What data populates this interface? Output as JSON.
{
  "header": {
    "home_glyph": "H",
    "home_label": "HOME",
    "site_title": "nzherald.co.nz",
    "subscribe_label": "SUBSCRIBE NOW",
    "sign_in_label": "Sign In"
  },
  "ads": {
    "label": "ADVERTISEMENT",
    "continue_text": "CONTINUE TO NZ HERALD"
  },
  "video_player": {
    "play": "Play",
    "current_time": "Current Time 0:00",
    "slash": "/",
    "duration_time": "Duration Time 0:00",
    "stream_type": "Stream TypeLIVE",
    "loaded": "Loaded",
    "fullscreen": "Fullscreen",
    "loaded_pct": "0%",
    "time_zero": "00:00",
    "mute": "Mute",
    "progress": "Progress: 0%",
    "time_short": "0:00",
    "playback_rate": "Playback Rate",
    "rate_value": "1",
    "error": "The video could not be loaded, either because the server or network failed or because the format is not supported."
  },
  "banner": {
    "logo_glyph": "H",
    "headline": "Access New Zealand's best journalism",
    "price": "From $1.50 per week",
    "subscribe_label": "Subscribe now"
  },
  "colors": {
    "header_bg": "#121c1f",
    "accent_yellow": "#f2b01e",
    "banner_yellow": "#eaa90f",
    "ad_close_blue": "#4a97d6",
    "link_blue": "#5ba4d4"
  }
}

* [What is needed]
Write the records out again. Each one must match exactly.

* [Exercise response]
What data populates this interface? Output as JSON.
{
  "header": {
    "home_glyph": "H",
    "home_label": "HOME",
    "site_title": "nzherald.co.nz",
    "subscribe_label": "SUBSCRIBE NOW",
    "sign_in_label": "Sign In"
  },
  "ads": {
    "label": "ADVERTISEMENT",
    "continue_text": "CONTINUE TO NZ HERALD"
  },
  "video_player": {
    "play": "Play",
    "current_time": "Current Time 0:00",
    "slash": "/",
    "duration_time": "Duration Time 0:00",
    "stream_type": "Stream TypeLIVE",
    "loaded": "Loaded",
    "fullscreen": "Fullscreen",
    "loaded_pct": "0%",
    "time_zero": "00:00",
    "mute": "Mute",
    "progress": "Progress: 0%",
    "time_short": "0:00",
    "playback_rate": "Playback Rate",
    "rate_value": "1",
    "error": "The video could not be loaded, either because the server or network failed or because the format is not supported."
  },
  "banner": {
    "logo_glyph": "H",
    "headline": "Access New Zealand's best journalism",
    "price": "From $1.50 per week",
    "subscribe_label": "Subscribe now"
  },
  "colors": {
    "header_bg": "#121c1f",
    "accent_yellow": "#f2b01e",
    "banner_yellow": "#eaa90f",
    "ad_close_blue": "#4a97d6",
    "link_blue": "#5ba4d4"
  }
}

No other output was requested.